HP Omen 15 Review
Display: 13.3" 1366 x 768 or 1920 x 1280 IPS touch screen with Synaptics pen support. Intel HD 5300 integrated graphics. HDMI port and Miracast wireless display.
Battery: 2 cell, 33 WHr Lithium
Ion rechargeable, sealed inside.
Performance: 1.1 GHz Intel
5th generation Core M 5Y70 processor with Turbo Boost to 2.6GHz. 800MHz (boost to 2.0GHz) Core M-5Y10 also available. 8 gigs DDR3L RAM soldered on board and 128, 256 or 512 gig SSD drive.
Size: 13.99 x 8.48 x 0.54 inches for tablet, 14.07 x 8.57 x 0.76 inches for tablet plus keyboard.
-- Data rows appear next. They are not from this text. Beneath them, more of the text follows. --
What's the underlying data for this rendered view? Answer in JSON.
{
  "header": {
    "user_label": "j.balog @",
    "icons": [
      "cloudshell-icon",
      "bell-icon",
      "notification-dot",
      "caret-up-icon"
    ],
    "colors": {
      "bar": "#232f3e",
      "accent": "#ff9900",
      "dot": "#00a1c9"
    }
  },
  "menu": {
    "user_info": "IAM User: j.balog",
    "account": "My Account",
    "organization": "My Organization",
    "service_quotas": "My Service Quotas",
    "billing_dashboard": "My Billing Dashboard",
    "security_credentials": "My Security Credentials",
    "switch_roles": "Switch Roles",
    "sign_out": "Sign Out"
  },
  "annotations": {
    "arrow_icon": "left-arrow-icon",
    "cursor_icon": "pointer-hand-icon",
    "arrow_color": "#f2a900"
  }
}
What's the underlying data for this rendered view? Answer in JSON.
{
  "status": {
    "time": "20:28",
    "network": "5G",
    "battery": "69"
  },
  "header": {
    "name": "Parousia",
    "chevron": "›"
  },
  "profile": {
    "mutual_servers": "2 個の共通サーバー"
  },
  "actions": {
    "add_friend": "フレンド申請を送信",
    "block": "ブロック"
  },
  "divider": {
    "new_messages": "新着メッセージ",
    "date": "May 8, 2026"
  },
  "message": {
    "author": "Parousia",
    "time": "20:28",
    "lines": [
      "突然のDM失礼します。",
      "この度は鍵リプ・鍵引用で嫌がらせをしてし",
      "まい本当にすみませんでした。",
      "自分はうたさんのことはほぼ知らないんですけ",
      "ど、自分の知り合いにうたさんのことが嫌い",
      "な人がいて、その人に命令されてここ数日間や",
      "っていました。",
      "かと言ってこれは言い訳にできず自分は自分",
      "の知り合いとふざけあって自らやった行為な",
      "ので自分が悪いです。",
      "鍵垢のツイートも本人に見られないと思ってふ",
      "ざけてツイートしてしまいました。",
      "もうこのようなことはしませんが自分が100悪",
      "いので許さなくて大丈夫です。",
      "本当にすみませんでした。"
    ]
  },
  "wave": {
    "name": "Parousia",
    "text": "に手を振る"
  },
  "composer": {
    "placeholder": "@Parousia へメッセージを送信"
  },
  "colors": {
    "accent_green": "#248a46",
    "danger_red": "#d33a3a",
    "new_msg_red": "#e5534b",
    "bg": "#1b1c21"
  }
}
Weight: 2.8 lbs. (tablet only), 4.05lbs. (tablet and keyboard).
Camera: HD WVGA webcam.
Audio: Built-in stereo speakers with Beats audio, mic and 3.5mm standard stereo headphone/mic combo
Networking: Intel dual band Wireless AC-7265 WiFi with Bluetooth 4.0.
Software: Windows 8.1 64 bit.
Expansion and Ports: 1
microSD card slot, 2 USB 3.0 ports, HDMI, 3.5mm combo audio and lock slot.